The best place to start the search is in between the toes and around the armpits (where skin folds), as this is where they like to reside. If you notice there are some small red dots on these areas, chances are there are some mites living there too!
If you find any suspicious spots, check them carefully using your fingers or a small brush. Then examine them with your magnifying glass or flashlight/flashlight attachment (if you have one).
How Do I Prevent My Dog from Getting Grass Mites?
Your veterinarian, groomer or pet-sitter can recommend an effective treatment for your pet.
If you have a dog that has been diagnosed with grass mites, the following tips may help keep the mites under control:
Keep your dog’s coat clipped short to avoid contact with grass and soil.
Use an insecticide shampoo on your pet at least once a week, especially during spring and summer months. Follow manufacturer’s instructions on the product label.
Do not allow your dog to play in grassy areas if you know they are infested with mites. This includes parks, golf courses and other recreational areas where dogs are allowed off-leash.
If possible, take your dog for walks on gravel paths or paved streets instead of grassy areas where they could be exposed to mites.
Keep in mind that even if your dog is not currently experiencing symptoms, it is possible for them to play in the park and then bring mites home
How to Treat a Dog with Grass Mites?
There are several things you can do to treat your dog if he has been diagnosed with grass mites.
You should clean his bedding, dog toys and anything else that he may have come into contact with when he was outside, in hot water.
Vacuum the entire house as well to get rid of any leftover mites or eggs that may be lingering around.
Using a flea spray or topical treatment for dogs is also recommended and will keep your dog from having another infestation.
Check his skin regularly for evidence of another infestation so that you can treat him quickly before they multiply and cause any more problems.
Some symptoms that your dog may have grass mites include itching, scratching and biting at the skin surrounding the ears.
The dog may also rub his head on the ground in an effort to relieve some of the irritation that is present.
You may also notice your dog shaking his head frequently or rubbing against hard surfaces such as walls or fences.
If you notice these symptoms in your dog, take him to see your veterinarian for diagnosis and treatment.
Your doctor will need to examine your dog and determine if mites are causing his symptoms.
A microscope may be used to look at a sample of debris from the skin near the ears for mites and eggs.
Your veterinarian will recommend a course of treatment based on what type of mite is present and how severe their presence is on your pet’s body.
Some dogs only need a topical medication applied to the area where they are affected, while others require oral medications to kill any remaining mites in their system.

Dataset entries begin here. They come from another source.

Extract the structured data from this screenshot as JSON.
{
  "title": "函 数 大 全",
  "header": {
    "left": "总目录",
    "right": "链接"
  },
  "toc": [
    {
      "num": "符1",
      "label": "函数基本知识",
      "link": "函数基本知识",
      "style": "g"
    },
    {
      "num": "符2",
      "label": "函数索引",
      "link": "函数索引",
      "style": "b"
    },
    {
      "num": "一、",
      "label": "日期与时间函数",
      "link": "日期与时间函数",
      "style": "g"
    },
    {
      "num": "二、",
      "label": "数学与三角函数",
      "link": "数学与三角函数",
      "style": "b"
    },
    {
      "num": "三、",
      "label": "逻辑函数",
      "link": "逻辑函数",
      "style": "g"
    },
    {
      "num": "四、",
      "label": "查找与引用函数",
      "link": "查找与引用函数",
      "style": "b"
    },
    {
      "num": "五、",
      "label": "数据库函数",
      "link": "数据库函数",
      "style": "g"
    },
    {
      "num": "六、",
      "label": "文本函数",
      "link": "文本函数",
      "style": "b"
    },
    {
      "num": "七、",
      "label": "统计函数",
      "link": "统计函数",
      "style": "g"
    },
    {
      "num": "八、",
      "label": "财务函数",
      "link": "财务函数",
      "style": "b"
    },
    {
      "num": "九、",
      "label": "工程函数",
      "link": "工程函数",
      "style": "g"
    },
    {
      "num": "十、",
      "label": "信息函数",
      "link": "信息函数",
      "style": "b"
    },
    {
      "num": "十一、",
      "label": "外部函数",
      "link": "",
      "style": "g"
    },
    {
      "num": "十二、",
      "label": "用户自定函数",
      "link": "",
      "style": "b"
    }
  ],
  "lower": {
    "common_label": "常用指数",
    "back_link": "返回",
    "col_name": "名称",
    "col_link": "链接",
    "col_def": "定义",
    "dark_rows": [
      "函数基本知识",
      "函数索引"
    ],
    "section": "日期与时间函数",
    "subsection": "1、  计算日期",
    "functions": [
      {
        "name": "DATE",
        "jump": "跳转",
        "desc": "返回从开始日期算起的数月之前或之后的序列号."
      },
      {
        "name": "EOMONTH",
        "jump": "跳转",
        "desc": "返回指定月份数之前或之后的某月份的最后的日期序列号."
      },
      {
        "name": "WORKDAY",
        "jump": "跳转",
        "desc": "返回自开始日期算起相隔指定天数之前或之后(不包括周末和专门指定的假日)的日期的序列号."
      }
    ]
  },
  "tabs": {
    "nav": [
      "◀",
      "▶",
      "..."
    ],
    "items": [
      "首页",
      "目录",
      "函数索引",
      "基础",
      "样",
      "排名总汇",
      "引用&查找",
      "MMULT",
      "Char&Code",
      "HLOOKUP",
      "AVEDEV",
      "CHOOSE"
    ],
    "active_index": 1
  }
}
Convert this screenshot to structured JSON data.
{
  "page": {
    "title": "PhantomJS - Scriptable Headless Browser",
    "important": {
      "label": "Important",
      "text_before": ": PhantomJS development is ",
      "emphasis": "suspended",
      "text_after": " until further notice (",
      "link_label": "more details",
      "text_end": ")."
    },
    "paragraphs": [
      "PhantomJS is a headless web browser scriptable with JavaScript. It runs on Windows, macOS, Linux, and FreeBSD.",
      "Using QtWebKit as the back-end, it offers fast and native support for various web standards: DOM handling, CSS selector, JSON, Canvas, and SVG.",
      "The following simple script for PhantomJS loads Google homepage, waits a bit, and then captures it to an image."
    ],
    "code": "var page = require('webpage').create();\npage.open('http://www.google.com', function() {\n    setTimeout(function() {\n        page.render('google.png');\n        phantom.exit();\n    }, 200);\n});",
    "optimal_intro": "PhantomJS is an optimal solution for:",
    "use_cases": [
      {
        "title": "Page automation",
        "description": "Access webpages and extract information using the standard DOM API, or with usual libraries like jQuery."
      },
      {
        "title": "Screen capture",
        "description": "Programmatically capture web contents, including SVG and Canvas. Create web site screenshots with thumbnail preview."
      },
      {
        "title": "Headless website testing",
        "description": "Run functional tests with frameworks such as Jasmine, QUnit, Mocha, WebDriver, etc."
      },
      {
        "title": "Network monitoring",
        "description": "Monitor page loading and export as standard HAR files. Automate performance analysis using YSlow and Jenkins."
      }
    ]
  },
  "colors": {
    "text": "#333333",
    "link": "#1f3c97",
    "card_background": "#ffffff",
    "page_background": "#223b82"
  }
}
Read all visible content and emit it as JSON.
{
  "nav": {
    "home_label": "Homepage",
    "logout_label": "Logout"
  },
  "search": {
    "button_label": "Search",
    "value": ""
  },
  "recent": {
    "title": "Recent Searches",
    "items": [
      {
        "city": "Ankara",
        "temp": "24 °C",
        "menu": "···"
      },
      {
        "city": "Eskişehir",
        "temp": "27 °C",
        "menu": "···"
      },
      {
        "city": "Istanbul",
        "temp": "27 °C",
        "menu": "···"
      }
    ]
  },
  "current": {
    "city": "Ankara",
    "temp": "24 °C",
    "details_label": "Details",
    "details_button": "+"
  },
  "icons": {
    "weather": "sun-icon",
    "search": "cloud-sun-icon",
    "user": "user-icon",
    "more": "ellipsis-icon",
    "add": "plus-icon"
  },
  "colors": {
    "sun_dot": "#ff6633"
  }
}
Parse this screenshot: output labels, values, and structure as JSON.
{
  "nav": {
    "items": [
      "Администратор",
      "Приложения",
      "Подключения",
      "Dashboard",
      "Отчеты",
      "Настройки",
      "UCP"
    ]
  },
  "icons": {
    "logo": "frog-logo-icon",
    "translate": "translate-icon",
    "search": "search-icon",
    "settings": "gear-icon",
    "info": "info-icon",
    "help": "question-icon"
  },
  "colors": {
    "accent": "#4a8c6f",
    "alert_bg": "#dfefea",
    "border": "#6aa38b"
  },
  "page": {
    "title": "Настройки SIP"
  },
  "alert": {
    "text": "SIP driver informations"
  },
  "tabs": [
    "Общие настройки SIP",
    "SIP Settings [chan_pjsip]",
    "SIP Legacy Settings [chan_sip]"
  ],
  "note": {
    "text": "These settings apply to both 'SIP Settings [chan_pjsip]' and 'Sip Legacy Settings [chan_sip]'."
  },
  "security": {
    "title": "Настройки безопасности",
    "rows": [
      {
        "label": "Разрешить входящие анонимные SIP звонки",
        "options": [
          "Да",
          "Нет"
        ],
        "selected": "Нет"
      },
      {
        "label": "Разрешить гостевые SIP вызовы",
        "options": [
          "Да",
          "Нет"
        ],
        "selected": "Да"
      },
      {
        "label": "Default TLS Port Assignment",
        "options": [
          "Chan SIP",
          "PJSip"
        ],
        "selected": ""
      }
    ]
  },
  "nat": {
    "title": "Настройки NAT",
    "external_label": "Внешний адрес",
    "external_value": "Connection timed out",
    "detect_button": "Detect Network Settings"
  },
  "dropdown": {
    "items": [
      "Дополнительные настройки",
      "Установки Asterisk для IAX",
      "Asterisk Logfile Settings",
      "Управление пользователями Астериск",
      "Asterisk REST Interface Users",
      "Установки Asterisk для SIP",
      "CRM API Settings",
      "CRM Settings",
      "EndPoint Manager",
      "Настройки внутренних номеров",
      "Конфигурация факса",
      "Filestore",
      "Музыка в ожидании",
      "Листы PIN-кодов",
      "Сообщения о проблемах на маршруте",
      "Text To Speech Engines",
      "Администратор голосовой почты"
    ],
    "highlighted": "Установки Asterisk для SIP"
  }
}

Possible Treatments for Grass Mites in Dogs
Some ways of getting rid of grass mites from your dog are:
1. A special shampoo will help in the removal of these tiny mites from your dog’s fur. Regular bathing of your dog with this kind of shampoo can help you get rid of these parasites.
This kind of shampoo is available in pet supply stores or veterinary clinics and is especially formulated to kill these pesky little creatures.
2. Another good way to eliminate grass mites from your dog’s fur is by using a flea comb.
It has very fine teeth that can slip underneath the hair and remove any dead skin, dandruff as well as the mites themselves.
3. (NOT RECOMMENDED) A spray insecticide containing pyrethrins, permethrin, or lindane will also work in getting rid of these insects from your pet’s fur and skin.
The only downside to a lot of bug sprays is that they are not safe for dogs and they can cause other health problems like vomiting, diarrhea, seizures and even death if used excessively or improperly.